● **Directions for this task**: Each record below must be returned exactly, with no line left out.

++++ Data for processing ++++

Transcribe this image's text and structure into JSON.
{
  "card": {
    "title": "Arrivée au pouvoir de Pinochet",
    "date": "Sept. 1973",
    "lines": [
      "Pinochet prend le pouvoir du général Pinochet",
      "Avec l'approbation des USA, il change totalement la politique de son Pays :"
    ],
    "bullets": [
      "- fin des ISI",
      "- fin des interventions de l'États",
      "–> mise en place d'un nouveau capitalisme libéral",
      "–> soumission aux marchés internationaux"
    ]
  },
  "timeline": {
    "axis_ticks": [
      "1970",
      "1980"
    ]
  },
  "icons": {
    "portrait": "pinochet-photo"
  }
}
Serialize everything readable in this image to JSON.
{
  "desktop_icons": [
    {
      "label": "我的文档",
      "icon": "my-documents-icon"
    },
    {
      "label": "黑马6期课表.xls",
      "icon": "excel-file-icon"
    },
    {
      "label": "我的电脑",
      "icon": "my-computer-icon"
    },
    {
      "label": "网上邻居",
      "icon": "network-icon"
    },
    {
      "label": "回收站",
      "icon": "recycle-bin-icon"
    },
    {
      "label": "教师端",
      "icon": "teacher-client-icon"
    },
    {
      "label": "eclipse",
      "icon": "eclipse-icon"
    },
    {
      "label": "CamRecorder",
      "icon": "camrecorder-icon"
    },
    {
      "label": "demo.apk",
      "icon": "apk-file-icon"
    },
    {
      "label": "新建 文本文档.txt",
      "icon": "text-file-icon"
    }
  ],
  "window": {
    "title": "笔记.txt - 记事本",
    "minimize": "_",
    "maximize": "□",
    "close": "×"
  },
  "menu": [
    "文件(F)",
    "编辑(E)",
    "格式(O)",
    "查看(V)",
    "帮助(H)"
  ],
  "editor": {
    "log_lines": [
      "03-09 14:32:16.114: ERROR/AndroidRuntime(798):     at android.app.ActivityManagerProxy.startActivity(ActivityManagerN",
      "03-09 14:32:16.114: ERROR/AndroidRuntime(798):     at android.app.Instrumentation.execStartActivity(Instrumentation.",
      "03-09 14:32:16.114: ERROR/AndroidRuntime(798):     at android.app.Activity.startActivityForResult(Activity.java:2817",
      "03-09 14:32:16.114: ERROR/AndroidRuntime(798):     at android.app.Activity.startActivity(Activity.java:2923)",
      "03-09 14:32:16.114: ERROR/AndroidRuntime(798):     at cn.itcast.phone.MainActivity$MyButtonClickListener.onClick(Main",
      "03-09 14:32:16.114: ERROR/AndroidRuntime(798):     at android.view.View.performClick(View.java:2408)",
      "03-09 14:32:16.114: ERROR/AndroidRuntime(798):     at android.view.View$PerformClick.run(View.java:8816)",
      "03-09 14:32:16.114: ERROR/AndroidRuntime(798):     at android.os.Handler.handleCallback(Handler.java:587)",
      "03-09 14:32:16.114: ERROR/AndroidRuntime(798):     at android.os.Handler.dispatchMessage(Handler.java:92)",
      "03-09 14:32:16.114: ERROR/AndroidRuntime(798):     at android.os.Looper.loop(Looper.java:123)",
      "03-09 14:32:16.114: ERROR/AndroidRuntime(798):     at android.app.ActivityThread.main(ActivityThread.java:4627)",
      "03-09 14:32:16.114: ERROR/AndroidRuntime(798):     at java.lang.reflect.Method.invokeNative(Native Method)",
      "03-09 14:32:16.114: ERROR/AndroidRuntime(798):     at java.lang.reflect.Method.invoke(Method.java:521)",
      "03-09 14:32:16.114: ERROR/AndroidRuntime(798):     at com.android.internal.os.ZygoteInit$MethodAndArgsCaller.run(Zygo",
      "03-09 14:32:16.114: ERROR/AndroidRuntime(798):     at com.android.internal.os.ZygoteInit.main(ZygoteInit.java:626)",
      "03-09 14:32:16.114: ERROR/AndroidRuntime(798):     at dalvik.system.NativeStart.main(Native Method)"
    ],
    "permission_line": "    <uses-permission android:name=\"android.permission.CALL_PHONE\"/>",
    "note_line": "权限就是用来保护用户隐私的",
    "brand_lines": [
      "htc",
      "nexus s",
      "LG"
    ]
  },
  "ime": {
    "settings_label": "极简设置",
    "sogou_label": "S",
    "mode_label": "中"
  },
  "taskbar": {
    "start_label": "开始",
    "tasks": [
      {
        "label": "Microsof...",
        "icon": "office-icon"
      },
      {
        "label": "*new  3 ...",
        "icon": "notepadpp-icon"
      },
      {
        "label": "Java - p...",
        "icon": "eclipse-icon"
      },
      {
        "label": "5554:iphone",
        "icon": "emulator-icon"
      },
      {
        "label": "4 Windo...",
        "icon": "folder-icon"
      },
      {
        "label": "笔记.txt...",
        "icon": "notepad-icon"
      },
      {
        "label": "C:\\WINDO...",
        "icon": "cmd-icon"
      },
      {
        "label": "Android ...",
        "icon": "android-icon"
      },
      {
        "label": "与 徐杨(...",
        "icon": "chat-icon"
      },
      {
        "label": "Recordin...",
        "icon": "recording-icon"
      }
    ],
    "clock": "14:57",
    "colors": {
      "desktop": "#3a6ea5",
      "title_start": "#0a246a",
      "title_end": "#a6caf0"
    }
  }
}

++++

● **Exercise output**:
Transcribe this image's text and structure into JSON.
{
  "card": {
    "title": "Arrivée au pouvoir de Pinochet",
    "date": "Sept. 1973",
    "lines": [
      "Pinochet prend le pouvoir du général Pinochet",
      "Avec l'approbation des USA, il change totalement la politique de son Pays :"
    ],
    "bullets": [
      "- fin des ISI",
      "- fin des interventions de l'États",
      "–> mise en place d'un nouveau capitalisme libéral",
      "–> soumission aux marchés internationaux"
    ]
  },
  "timeline": {
    "axis_ticks": [
      "1970",
      "1980"
    ]
  },
  "icons": {
    "portrait": "pinochet-photo"
  }
}
Serialize everything readable in this image to JSON.
{
  "desktop_icons": [
    {
      "label": "我的文档",
      "icon": "my-documents-icon"
    },
    {
      "label": "黑马6期课表.xls",
      "icon": "excel-file-icon"
    },
    {
      "label": "我的电脑",
      "icon": "my-computer-icon"
    },
    {
      "label": "网上邻居",
      "icon": "network-icon"
    },
    {
      "label": "回收站",
      "icon": "recycle-bin-icon"
    },
    {
      "label": "教师端",
      "icon": "teacher-client-icon"
    },
    {
      "label": "eclipse",
      "icon": "eclipse-icon"
    },
    {
      "label": "CamRecorder",
      "icon": "camrecorder-icon"
    },
    {
      "label": "demo.apk",
      "icon": "apk-file-icon"
    },
    {
      "label": "新建 文本文档.txt",
      "icon": "text-file-icon"
    }
  ],
  "window": {
    "title": "笔记.txt - 记事本",
    "minimize": "_",
    "maximize": "□",
    "close": "×"
  },
  "menu": [
    "文件(F)",
    "编辑(E)",
    "格式(O)",
    "查看(V)",
    "帮助(H)"
  ],
  "editor": {
    "log_lines": [
      "03-09 14:32:16.114: ERROR/AndroidRuntime(798):     at android.app.ActivityManagerProxy.startActivity(ActivityManagerN",
      "03-09 14:32:16.114: ERROR/AndroidRuntime(798):     at android.app.Instrumentation.execStartActivity(Instrumentation.",
      "03-09 14:32:16.114: ERROR/AndroidRuntime(798):     at android.app.Activity.startActivityForResult(Activity.java:2817",
      "03-09 14:32:16.114: ERROR/AndroidRuntime(798):     at android.app.Activity.startActivity(Activity.java:2923)",
      "03-09 14:32:16.114: ERROR/AndroidRuntime(798):     at cn.itcast.phone.MainActivity$MyButtonClickListener.onClick(Main",
      "03-09 14:32:16.114: ERROR/AndroidRuntime(798):     at android.view.View.performClick(View.java:2408)",
      "03-09 14:32:16.114: ERROR/AndroidRuntime(798):     at android.view.View$PerformClick.run(View.java:8816)",
      "03-09 14:32:16.114: ERROR/AndroidRuntime(798):     at android.os.Handler.handleCallback(Handler.java:587)",
      "03-09 14:32:16.114: ERROR/AndroidRuntime(798):     at android.os.Handler.dispatchMessage(Handler.java:92)",
      "03-09 14:32:16.114: ERROR/AndroidRuntime(798):     at android.os.Looper.loop(Looper.java:123)",
      "03-09 14:32:16.114: ERROR/AndroidRuntime(798):     at android.app.ActivityThread.main(ActivityThread.java:4627)",
      "03-09 14:32:16.114: ERROR/AndroidRuntime(798):     at java.lang.reflect.Method.invokeNative(Native Method)",
      "03-09 14:32:16.114: ERROR/AndroidRuntime(798):     at java.lang.reflect.Method.invoke(Method.java:521)",
      "03-09 14:32:16.114: ERROR/AndroidRuntime(798):     at com.android.internal.os.ZygoteInit$MethodAndArgsCaller.run(Zygo",
      "03-09 14:32:16.114: ERROR/AndroidRuntime(798):     at com.android.internal.os.ZygoteInit.main(ZygoteInit.java:626)",
      "03-09 14:32:16.114: ERROR/AndroidRuntime(798):     at dalvik.system.NativeStart.main(Native Method)"
    ],
    "permission_line": "    <uses-permission android:name=\"android.permission.CALL_PHONE\"/>",
    "note_line": "权限就是用来保护用户隐私的",
    "brand_lines": [
      "htc",
      "nexus s",
      "LG"
    ]
  },
  "ime": {
    "settings_label": "极简设置",
    "sogou_label": "S",
    "mode_label": "中"
  },
  "taskbar": {
    "start_label": "开始",
    "tasks": [
      {
        "label": "Microsof...",
        "icon": "office-icon"
      },
      {
        "label": "*new  3 ...",
        "icon": "notepadpp-icon"
      },
      {
        "label": "Java - p...",
        "icon": "eclipse-icon"
      },
      {
        "label": "5554:iphone",
        "icon": "emulator-icon"
      },
      {
        "label": "4 Windo...",
        "icon": "folder-icon"
      },
      {
        "label": "笔记.txt...",
        "icon": "notepad-icon"
      },
      {
        "label": "C:\\WINDO...",
        "icon": "cmd-icon"
      },
      {
        "label": "Android ...",
        "icon": "android-icon"
      },
      {
        "label": "与 徐杨(...",
        "icon": "chat-icon"
      },
      {
        "label": "Recordin...",
        "icon": "recording-icon"
      }
    ],
    "clock": "14:57",
    "colors": {
      "desktop": "#3a6ea5",
      "title_start": "#0a246a",
      "title_end": "#a6caf0"
    }
  }
}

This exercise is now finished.